"""

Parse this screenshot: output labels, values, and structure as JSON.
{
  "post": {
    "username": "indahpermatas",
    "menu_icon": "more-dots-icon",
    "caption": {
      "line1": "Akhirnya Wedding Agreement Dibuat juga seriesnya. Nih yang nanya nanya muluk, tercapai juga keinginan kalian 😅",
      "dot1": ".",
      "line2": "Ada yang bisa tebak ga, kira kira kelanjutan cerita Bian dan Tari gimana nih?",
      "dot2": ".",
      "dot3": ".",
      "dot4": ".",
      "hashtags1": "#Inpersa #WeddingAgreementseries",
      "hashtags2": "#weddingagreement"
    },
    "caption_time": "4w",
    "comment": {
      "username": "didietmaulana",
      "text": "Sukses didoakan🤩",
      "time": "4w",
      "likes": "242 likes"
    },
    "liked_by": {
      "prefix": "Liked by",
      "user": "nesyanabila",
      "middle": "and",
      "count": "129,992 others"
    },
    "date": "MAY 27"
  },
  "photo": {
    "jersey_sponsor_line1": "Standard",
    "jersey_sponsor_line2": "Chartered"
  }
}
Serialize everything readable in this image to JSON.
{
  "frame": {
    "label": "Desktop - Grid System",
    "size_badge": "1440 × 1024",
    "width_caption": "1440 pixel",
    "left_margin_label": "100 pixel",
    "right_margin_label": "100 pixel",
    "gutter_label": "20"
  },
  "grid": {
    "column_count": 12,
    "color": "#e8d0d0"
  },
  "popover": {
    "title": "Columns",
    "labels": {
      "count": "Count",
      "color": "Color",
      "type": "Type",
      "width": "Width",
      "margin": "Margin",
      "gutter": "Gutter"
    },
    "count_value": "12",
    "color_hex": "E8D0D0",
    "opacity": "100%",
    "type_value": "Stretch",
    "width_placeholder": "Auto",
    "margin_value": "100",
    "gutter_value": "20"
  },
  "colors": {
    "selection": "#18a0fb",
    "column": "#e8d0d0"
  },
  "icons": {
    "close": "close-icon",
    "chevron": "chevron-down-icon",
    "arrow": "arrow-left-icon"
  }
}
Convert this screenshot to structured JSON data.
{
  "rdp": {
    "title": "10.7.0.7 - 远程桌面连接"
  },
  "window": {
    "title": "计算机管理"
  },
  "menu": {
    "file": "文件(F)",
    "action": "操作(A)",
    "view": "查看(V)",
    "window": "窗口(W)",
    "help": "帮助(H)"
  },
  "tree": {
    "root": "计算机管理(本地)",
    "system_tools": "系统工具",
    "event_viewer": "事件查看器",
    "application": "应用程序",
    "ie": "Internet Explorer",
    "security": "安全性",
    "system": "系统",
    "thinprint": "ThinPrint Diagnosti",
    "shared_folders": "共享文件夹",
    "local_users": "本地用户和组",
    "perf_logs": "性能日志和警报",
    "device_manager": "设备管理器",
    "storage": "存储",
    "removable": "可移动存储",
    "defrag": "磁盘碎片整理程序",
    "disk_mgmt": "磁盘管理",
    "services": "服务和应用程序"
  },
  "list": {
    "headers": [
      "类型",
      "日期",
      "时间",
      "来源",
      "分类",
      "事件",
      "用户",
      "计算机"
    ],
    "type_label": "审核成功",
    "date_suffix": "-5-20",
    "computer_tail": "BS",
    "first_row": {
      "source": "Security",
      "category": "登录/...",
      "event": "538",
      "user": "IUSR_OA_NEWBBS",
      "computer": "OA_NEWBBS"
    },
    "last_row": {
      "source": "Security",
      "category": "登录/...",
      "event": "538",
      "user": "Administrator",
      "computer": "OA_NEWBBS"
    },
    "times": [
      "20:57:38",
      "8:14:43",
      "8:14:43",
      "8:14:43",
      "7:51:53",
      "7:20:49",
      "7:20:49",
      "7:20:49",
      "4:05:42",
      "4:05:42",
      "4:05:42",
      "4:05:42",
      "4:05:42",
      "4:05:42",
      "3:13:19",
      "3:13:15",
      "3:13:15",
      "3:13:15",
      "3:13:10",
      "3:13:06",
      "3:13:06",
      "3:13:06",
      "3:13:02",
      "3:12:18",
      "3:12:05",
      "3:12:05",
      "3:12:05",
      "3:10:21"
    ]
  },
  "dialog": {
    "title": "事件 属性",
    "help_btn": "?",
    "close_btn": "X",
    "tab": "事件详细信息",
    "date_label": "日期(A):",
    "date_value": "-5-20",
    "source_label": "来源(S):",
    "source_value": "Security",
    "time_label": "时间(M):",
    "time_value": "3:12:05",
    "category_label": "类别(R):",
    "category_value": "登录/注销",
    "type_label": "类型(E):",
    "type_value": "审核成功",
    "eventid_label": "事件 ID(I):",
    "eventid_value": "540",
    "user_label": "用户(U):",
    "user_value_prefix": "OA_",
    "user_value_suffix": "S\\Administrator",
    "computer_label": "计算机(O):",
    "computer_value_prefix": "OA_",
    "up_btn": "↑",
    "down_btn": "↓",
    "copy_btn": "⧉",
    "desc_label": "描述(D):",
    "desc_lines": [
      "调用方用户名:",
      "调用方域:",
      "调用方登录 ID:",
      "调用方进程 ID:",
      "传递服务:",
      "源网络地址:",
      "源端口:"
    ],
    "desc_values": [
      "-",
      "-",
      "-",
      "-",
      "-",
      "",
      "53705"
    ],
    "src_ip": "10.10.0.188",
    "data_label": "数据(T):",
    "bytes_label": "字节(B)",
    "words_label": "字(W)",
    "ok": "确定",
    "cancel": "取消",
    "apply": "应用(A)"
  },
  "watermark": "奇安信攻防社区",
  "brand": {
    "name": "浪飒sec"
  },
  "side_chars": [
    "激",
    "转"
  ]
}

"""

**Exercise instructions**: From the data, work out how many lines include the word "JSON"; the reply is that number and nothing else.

**Answer for the task**: 3